### Activity
Among the entries below, find the lines with "spec" and copy them.

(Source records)
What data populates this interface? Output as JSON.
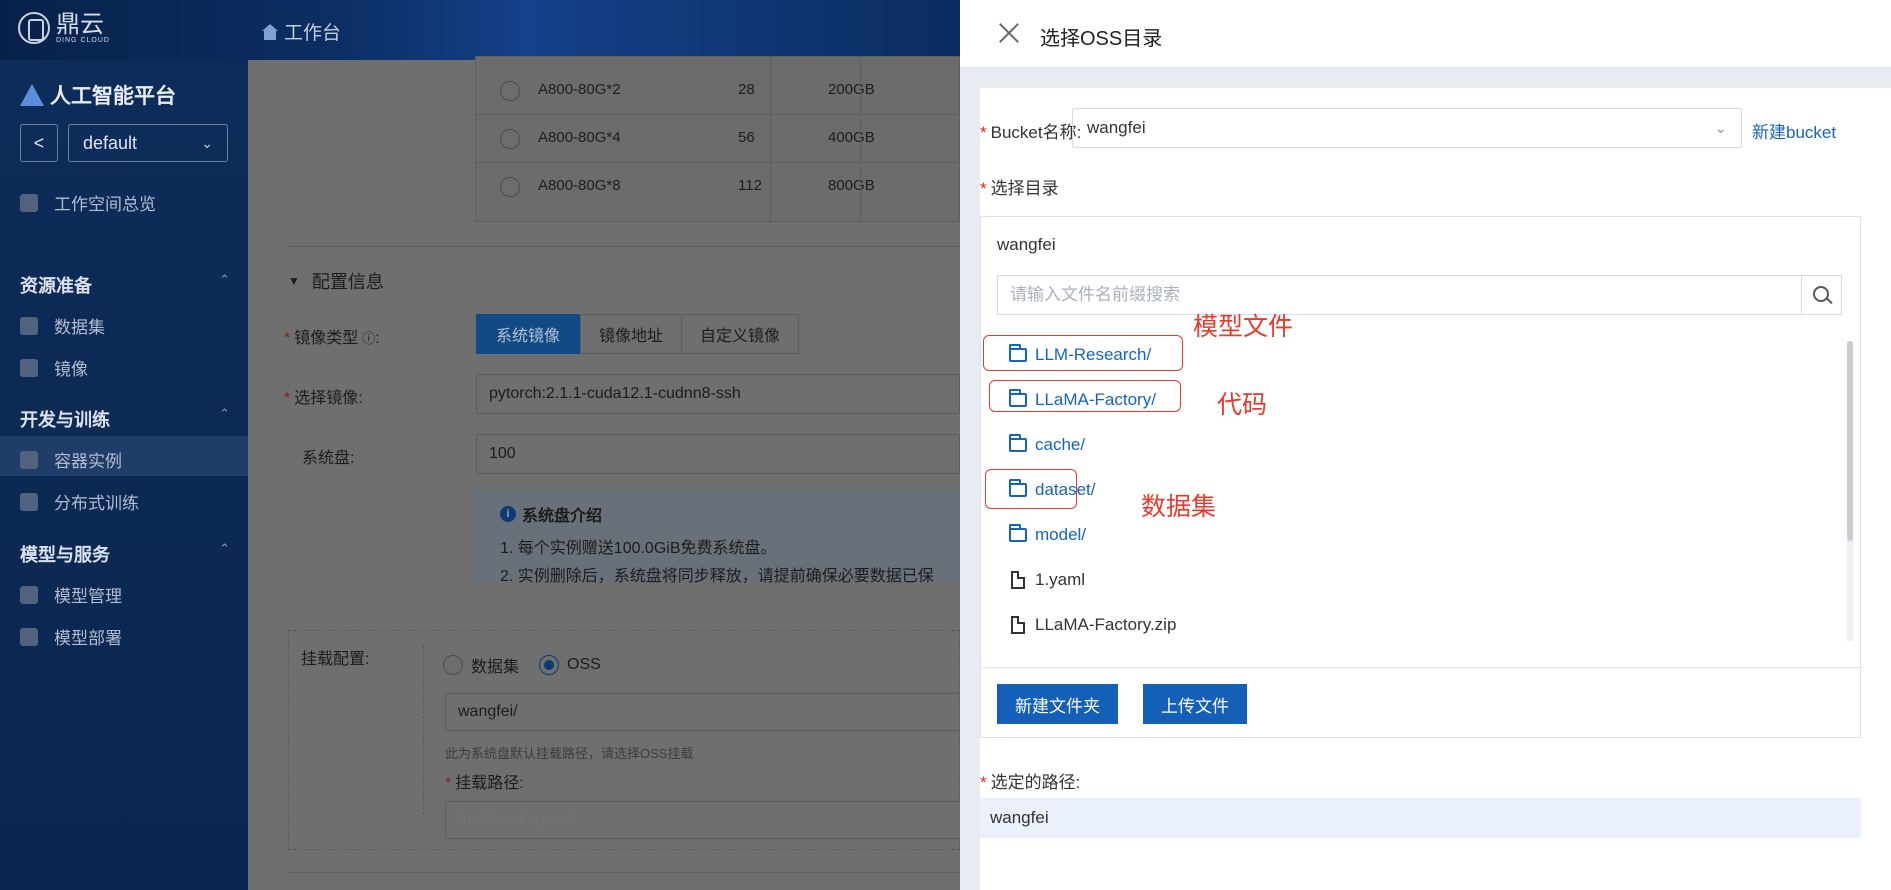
{
  "brand": {
    "cn": "鼎云",
    "en": "DING CLOUD"
  },
  "topnav": {
    "workbench": "工作台"
  },
  "sidebar": {
    "platform": "人工智能平台",
    "back": "<",
    "workspace": "default",
    "overview": "工作空间总览",
    "groups": [
      {
        "title": "资源准备",
        "items": [
          "数据集",
          "镜像"
        ]
      },
      {
        "title": "开发与训练",
        "items": [
          "容器实例",
          "分布式训练"
        ]
      },
      {
        "title": "模型与服务",
        "items": [
          "模型管理",
          "模型部署"
        ]
      }
    ]
  },
  "background": {
    "gpu_rows": [
      {
        "spec": "A800-80G*2",
        "cpu": "28",
        "mem": "200GB"
      },
      {
        "spec": "A800-80G*4",
        "cpu": "56",
        "mem": "400GB"
      },
      {
        "spec": "A800-80G*8",
        "cpu": "112",
        "mem": "800GB"
      }
    ],
    "section": "配置信息",
    "image_type_label": "镜像类型",
    "image_type_tabs": [
      "系统镜像",
      "镜像地址",
      "自定义镜像"
    ],
    "select_image_label": "选择镜像:",
    "select_image_value": "pytorch:2.1.1-cuda12.1-cudnn8-ssh",
    "sysdisk_label": "系统盘:",
    "sysdisk_value": "100",
    "info_title": "系统盘介绍",
    "info_1": "1. 每个实例赠送100.0GiB免费系统盘。",
    "info_2": "2. 实例删除后，系统盘将同步释放，请提前确保必要数据已保",
    "mount_label": "挂载配置:",
    "mount_opt1": "数据集",
    "mount_opt2": "OSS",
    "mount_value": "wangfei/",
    "mount_hint": "此为系统盘默认挂载路径，请选择OSS挂载",
    "mount_path_label": "挂载路径:",
    "mount_path_placeholder": "/mnt/workspace/"
  },
  "drawer": {
    "title": "选择OSS目录",
    "bucket_label": "Bucket名称:",
    "bucket_value": "wangfei",
    "new_bucket": "新建bucket",
    "dir_label": "选择目录",
    "root": "wangfei",
    "search_placeholder": "请输入文件名前缀搜索",
    "entries": [
      {
        "name": "LLM-Research/",
        "kind": "dir"
      },
      {
        "name": "LLaMA-Factory/",
        "kind": "dir"
      },
      {
        "name": "cache/",
        "kind": "dir"
      },
      {
        "name": "dataset/",
        "kind": "dir"
      },
      {
        "name": "model/",
        "kind": "dir"
      },
      {
        "name": "1.yaml",
        "kind": "file"
      },
      {
        "name": "LLaMA-Factory.zip",
        "kind": "file"
      }
    ],
    "annotations": [
      "模型文件",
      "代码",
      "数据集"
    ],
    "new_folder": "新建文件夹",
    "upload": "上传文件",
    "selected_label": "选定的路径:",
    "selected_value": "wangfei"
  }
}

### Written solution
        "spec": "A800-80G*2",
        "spec": "A800-80G*4",
        "spec": "A800-80G*8",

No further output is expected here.